A system for uncovering and then getting back to the stuff I actually like I'm going to detail the process by which I acquire, manage, and listen to ambient music. I don't think there's anything particularly brilliant or even clever about the way I handle things. And parts of it are a bit messy, especially to the librarian in me. But maybe this might be useful to readers trying to deal with large amounts of music.
Most everything I listen to these days comes from my eMusic Premium account which gets me 90 downloads for $19.99. I'm grandfathered in to the old rate, as now they offer only 75 downloads a month at $19.99. For my purposes, this is a pretty reasonable deal. So, after I grab my tracks, here's what happens:

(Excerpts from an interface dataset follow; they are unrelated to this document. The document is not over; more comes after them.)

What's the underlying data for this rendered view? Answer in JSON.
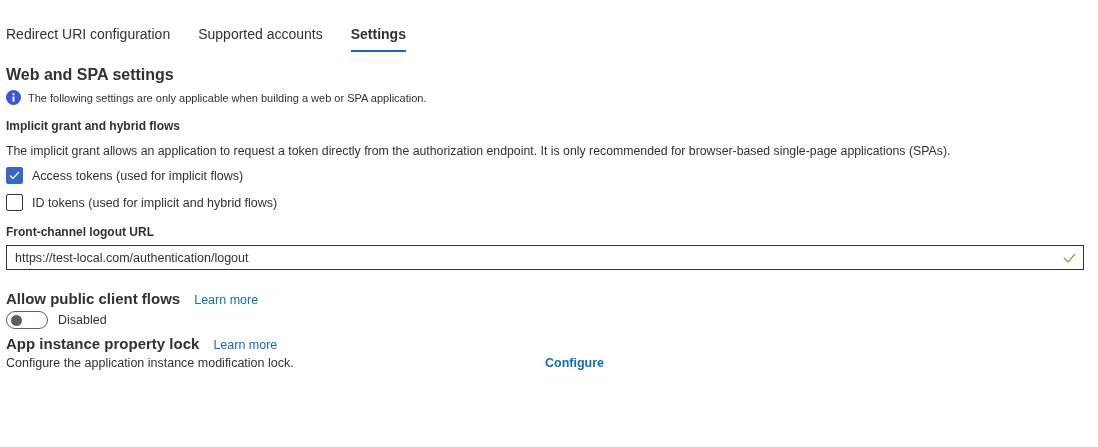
{
  "tabs": [
    {
      "label": "Redirect URI configuration",
      "selected": false
    },
    {
      "label": "Supported accounts",
      "selected": false
    },
    {
      "label": "Settings",
      "selected": true
    }
  ],
  "web_spa": {
    "title": "Web and SPA settings",
    "info": "The following settings are only applicable when building a web or SPA application.",
    "implicit": {
      "title": "Implicit grant and hybrid flows",
      "description": "The implicit grant allows an application to request a token directly from the authorization endpoint. It is only recommended for browser-based single-page applications (SPAs).",
      "options": [
        {
          "label": "Access tokens (used for implicit flows)",
          "checked": true
        },
        {
          "label": "ID tokens (used for implicit and hybrid flows)",
          "checked": false
        }
      ]
    },
    "logout": {
      "label": "Front-channel logout URL",
      "value": "https://test-local.com/authentication/logout",
      "valid": true
    }
  },
  "public_client": {
    "title": "Allow public client flows",
    "link": "Learn more",
    "toggle": {
      "on": false,
      "label": "Disabled"
    }
  },
  "property_lock": {
    "title": "App instance property lock",
    "link": "Learn more",
    "description": "Configure the application instance modification lock.",
    "action": "Configure"
  }
}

All of the tracks are imported into and labelled "ambient" in iTunes. The music lives on a 2 year old 15" Apple PowerBook, and is backed up to a 250GB Lacie external Firewire harddrive. A smart playlist is populated for each month's downloads, where anything downloaded within the current month and labelled ambient is automatically added. The playlist is synched to a 1G 4GB iPod Nano.
As I listen to music, the tracks that stand out to me are rated from 1 to 5 stars. When synching the iPod with the PowerBook, my recent track plays are sent to last.fm. I like the idea of having this data on the network rather than locked inside iTunes. I only wish there was a more powerful way to connect the two. The rating system works as follows:
- 1 star means I'm not interested in hearing the track again.
- 2 stars is essentially meaningless, though slightly more meaningful than no rating. 2 stars means I don't really like it, but it's not bad enough to throw out. I may end up hearing it again and making a decising to raise or lower the rating.
- 3 stars means I definitely would like to hear the track again.
- 4 stars means I think the track is oustanding.
- 5 stars means the track is basically as good as it gets for me.
I then create playlists based on stars. I'll fill the iPod with the 3 star or greater playlist, which means by definition the 4 and 5 star tracks are transferred. If I'm feeling like I want to listen a bit more broadly, I'll listen to the 3 star playlist. If I'm in the mood to hear familiar, favorite tracks, I'll play the 5 star playlist.
This has been a fairly useful way of uncovering music I like and finding it again for later listens. The rating system also forces me to be a bit more of an active listener, which in turn helps me refine my preferences and gives me things to talk about on this site.